  • Develop checkpoint assessment literacy
  • Balance range of assessment measures in your community based classroom
  • Define various assessment systems
  • Illustrate strengthening classroom assessments
  • Demonstrate fostering a culture of assessment

Quiz: Multiple-choice questions that pertain to objectives above.

Final Exam

Multiple choice questions taken from each module

Final Learning Statement

Learning statements should be in a narrative format – as opposed to an outline format. Depending on individual writing styles Learning statements should be 2-3 pages. The learning statement can vary according to individual style. Your learning statement should answer the broad question of "what did you learn?". To help get you thinking, here are some suggested questions:

  • What are the major concepts of the course that you have learned?
  • What new professional language have you acquired relating to the topic?
  • What teaching techniques for implementing new strategies in the classroom did you come away with?
  • Thinking back to your project reflections, were you surprised at the outcomes?
  • What new resources did you find in the study of the content?
  • As an educator, what new concepts will you now integrate into your teaching?
  • Are there any ideas that presented themselves as enlightening and useful?

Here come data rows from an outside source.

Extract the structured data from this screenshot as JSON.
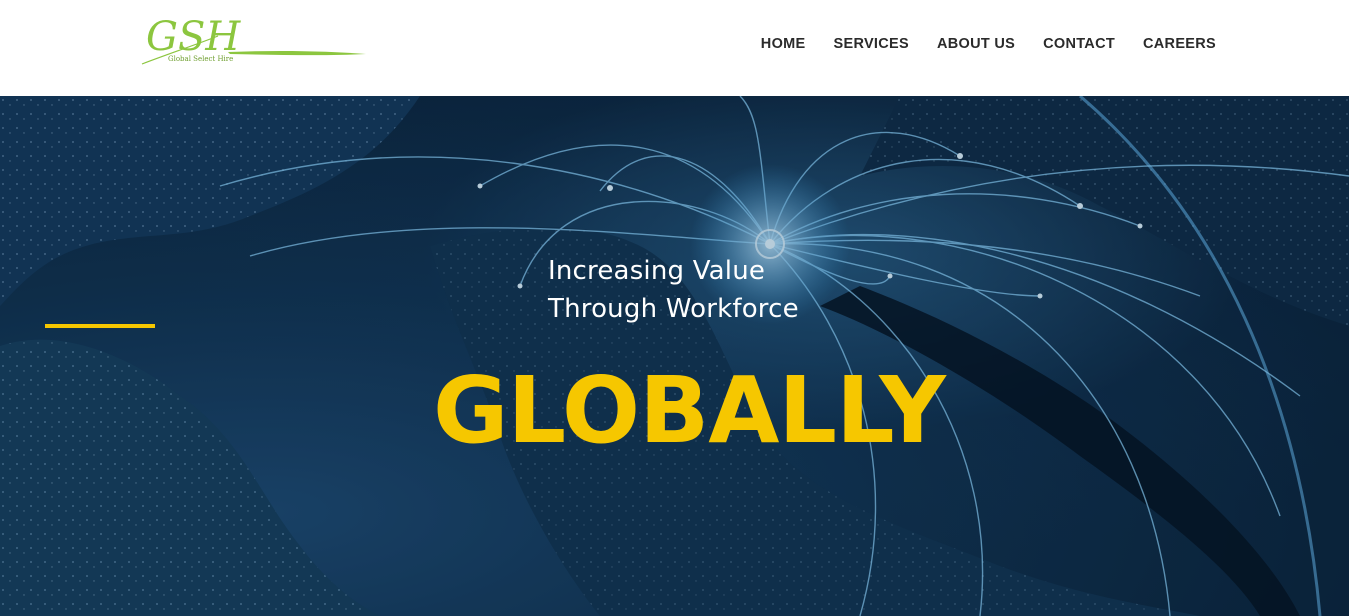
{
  "brand": {
    "logo_text": "GSH",
    "logo_subtext": "Global Select Hire",
    "logo_color": "#8cc63f"
  },
  "nav": {
    "items": [
      {
        "label": "HOME"
      },
      {
        "label": "SERVICES"
      },
      {
        "label": "ABOUT US"
      },
      {
        "label": "CONTACT"
      },
      {
        "label": "CAREERS"
      }
    ]
  },
  "hero": {
    "tagline_line1": "Increasing Value",
    "tagline_line2": "Through Workforce",
    "headline": "GLOBALLY",
    "accent_color": "#f6c700",
    "background_image": "night-earth-network-map"
  }
}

--- Sample Course Project ---

Project #1 Overview

In this module, you learned that in order to be purposeful in your selection, implementation, and analysis of assessment, you must first ask yourself:

  • What is important to measure?
  • What are the consequences of the measure?
  • How will the data be used?

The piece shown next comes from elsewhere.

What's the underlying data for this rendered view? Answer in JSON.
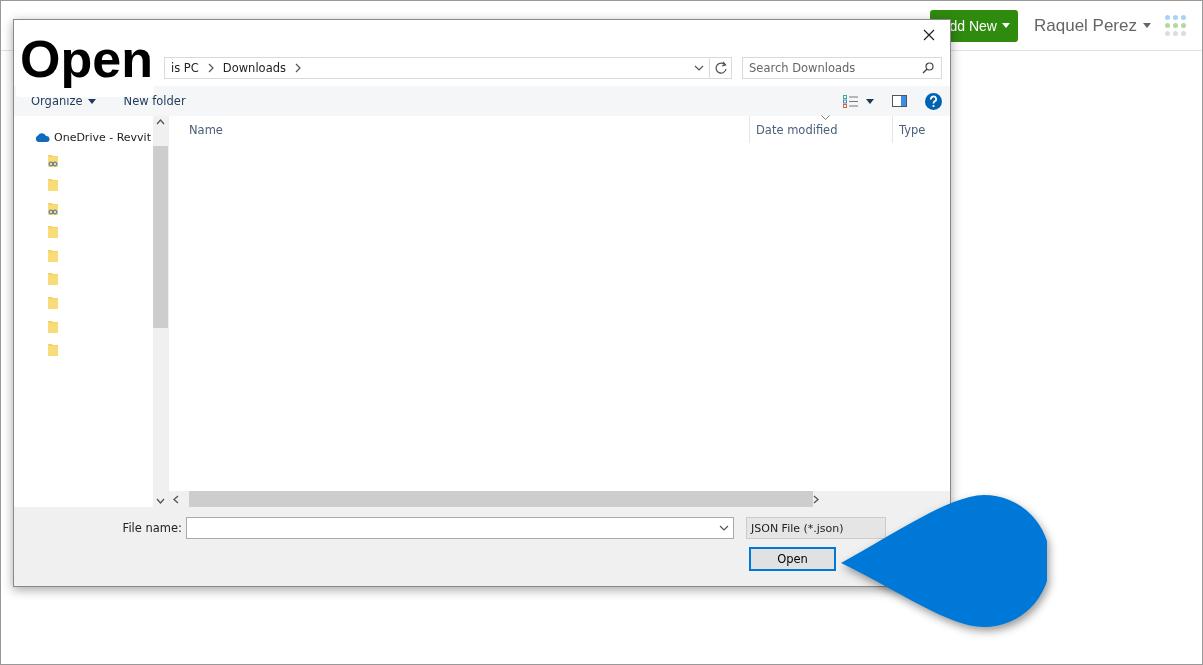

For this project:

Review the key ideas from this module:

  • Transparency of standards and methods is essential to improved learning outcomes.
  • Precisely aligned assessments help learners deepen learning.
  • Assessment is a constructive process that contributes to learning.
  • Deconstruct content so that assessments align with targeted chunks of learning.
  • Assessment is most effective when it is implemented as part of a continuous cycle.
  • Blending teaching, learning, and assessing increases instructional productivity.
  • Responding to purposeful and aligned assessment strengthens learning outcomes.
  • Supporting students as assessors is a valuable learning strategy.
For each key idea:
  • Explain what each key idea means to you.
  • Give examples and/or share your understanding of how each idea is evident in your classroom assessments and/or learning environment.
  • What aspects need further development?

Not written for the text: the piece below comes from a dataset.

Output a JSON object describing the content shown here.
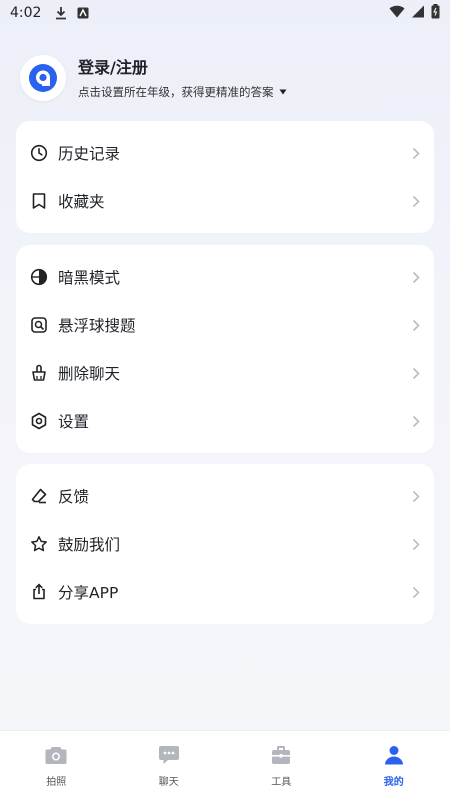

For Your Written Project Reflection Submission

Take a moment to review your responses to the 8 key ideas. In relation to purposeful assessment, reflect on your findings using the following bullet points as a guide:

  • What do you feel is a strength regarding your utilization, including selection, implementation and analysis, of assessments? Has it changed over time? If so, how so? If not, how come?
  • How has your understanding of assessments grown from the beginning of your career until today? Share your learning and understanding about assessments and its journey.
  • What aspect of your understanding of assessments do you think needs further development? Why have you chosen those aspects? What will be your next steps in growing them?

Visit the Module Projects section located within the Course Dashboard, and take a moment to share your findings by submitting your written project reflection.

Cal Poly Humboldt Credit Specifics

  • Academic Credit through Cal Poly Humboldt (CPH) is offered after successful completion of each course.
  • The 700 series semester credit is post-baccalaureate level appropriate for credentialed teachers which do not require admission to a graduate program.
  • Courses are letter graded on official transcripts from CPH.
  • CPH is the northernmost and westernmost institution in the 23-campus California State University (CSU) system.
  • CPH is accredited by the Western Association of Schools and Colleges Senior College and University Commission (WSCUC), a regional accrediting agency serving a diverse membership of public and private higher education institutions.

Summer Option

If you are not currently teaching (ie. Summer break, you are a substitute teacher, etc.), each class offers you the ability to complete coursework independent of a classroom assignment.